When we speak about Diversity, Equity, and Inclusion (DE&I), organisations’ main initiatives are generally related to the visible classification of others. Most notably, age, culture, race, and gender. While DE&I initiatives do and should focus on the aspects above, other attributes which fall into the scope of DE&I seem to be pushed down to the bottom of the pile.

Such as:

  • Orientation
  • Identity
  • Accessibility
  • Neurodiversity
  • Intersectionality

Let’s be clear here, humans are complex beings, and this is what makes us unique. When discussing DE&I, we must be clear that individuals have multiple layers and attributes that contribute to their identity. This is commonly known as intersectionality and it is formed from how individuals identify, not how others classify them.

Generally, our inherent bias focuses primarily on what we can see or choose not to see. This bias can create, feed, or facilitate positive and negative impacts on others. While most organisations now have extensive DE&I strategies, there is still a need to deep dive into other aspects that contribute to an individual’s identity.

It’s worth revisiting DE&I for what it represents.

Diversity of individuals with equitable access and inclusion for all.

How does your workplace embrace all aspects of DE&I?

In their Australian of the Year acceptance speech, Dylan Alcott intimately shared how he never saw himself represented throughout his life. He never felt included, seen, or heard for who he was. A powerful moment of his speech highlighted how the only time he saw someone ‘like me’ on TV was at the end of a car crash ad and how poorly misrepresented he was.

Over four and a half million people in Australia are living with physical or non-physical accessibility needs. Of this number, only half are given employment opportunities.

This raises the question of what organisations are doing to widen their DE&I position while creating more opportunities for individuals to contribute.

As an individual with an invisible disability who is neurodiverse, I can speak from experience about people’s workplace struggles. It’s hard. But it doesn’t have to be. In my experience, I have found that audism is something I experience daily. Being deaf, it is not clear to others that I have substantial hearing loss.
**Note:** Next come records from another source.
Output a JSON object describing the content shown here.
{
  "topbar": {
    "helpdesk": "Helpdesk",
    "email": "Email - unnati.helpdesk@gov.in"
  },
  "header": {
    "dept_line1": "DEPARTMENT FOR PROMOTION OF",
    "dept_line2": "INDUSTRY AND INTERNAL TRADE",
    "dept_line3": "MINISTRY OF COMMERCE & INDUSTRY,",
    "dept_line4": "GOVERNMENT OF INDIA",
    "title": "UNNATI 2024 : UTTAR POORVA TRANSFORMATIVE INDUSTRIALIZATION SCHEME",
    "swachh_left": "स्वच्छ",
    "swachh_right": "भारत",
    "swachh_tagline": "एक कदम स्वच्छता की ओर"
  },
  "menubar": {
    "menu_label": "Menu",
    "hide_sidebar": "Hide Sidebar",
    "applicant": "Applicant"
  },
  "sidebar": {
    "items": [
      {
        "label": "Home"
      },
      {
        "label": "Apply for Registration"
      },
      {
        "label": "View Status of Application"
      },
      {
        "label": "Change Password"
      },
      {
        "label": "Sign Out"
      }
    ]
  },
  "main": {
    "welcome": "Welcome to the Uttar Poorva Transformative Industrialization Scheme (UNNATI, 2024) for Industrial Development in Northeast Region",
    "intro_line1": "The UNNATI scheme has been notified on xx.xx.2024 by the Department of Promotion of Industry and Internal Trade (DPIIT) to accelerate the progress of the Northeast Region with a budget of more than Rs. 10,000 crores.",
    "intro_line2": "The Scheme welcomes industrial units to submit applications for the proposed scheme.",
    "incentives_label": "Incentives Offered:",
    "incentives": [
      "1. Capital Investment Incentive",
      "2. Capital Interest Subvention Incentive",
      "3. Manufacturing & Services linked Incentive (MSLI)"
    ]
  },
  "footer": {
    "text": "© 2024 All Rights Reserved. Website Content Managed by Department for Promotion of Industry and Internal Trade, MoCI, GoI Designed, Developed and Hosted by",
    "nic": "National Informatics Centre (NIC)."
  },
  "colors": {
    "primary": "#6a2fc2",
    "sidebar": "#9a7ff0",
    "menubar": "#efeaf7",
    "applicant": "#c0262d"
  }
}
I experience audism prejudice in my daily life. Layer this with an acquired processing delay, and the complexity of how I can show up as my authentic self is challenged.

The thing to note is that everyone is different. To address this need, you cannot place a cookie-cutter template or a tick box process. For real inclusion to occur, organisations need to educate themselves on what individuals need to thrive and take action. Do not make assumptions about what someone needs. Ask them, involve them, include them.

If you’re not familiar with some of the other aspects of DE&I, we have summarised them below.


Refers to equitable access for individuals who may identify as having a form of physical or non-physical access need. These individuals may need adjustments or inclusive modifications to support them in the workplace. Accessibility is also commonly referred to as disability.


Refers to differences in brain functioning that differ from neurotypical people. Neurodiversity grouped the categorisation of any individual diagnosed with a non-neurotypical function. Common neurodiverse functions include ADHD, ASD, Dyspraxia, Cognitive Processing, and Dyslexia (to name a few).


Refers to the accumulation of multiple identity attributes for an individual. Each of these attributes intersected with another attribute. For example, I identify as a female who is deaf and neurodiverse. So, in this instance, I have three intersectional attributes.

The topic of inclusion and equitable access is very prevalent in the workplace. There are several steps employers can take to educate and understand their employees better. If you would like to speak to our team about how you can foster diversity and an equitable workforce, reach out to Red Wolf Group today!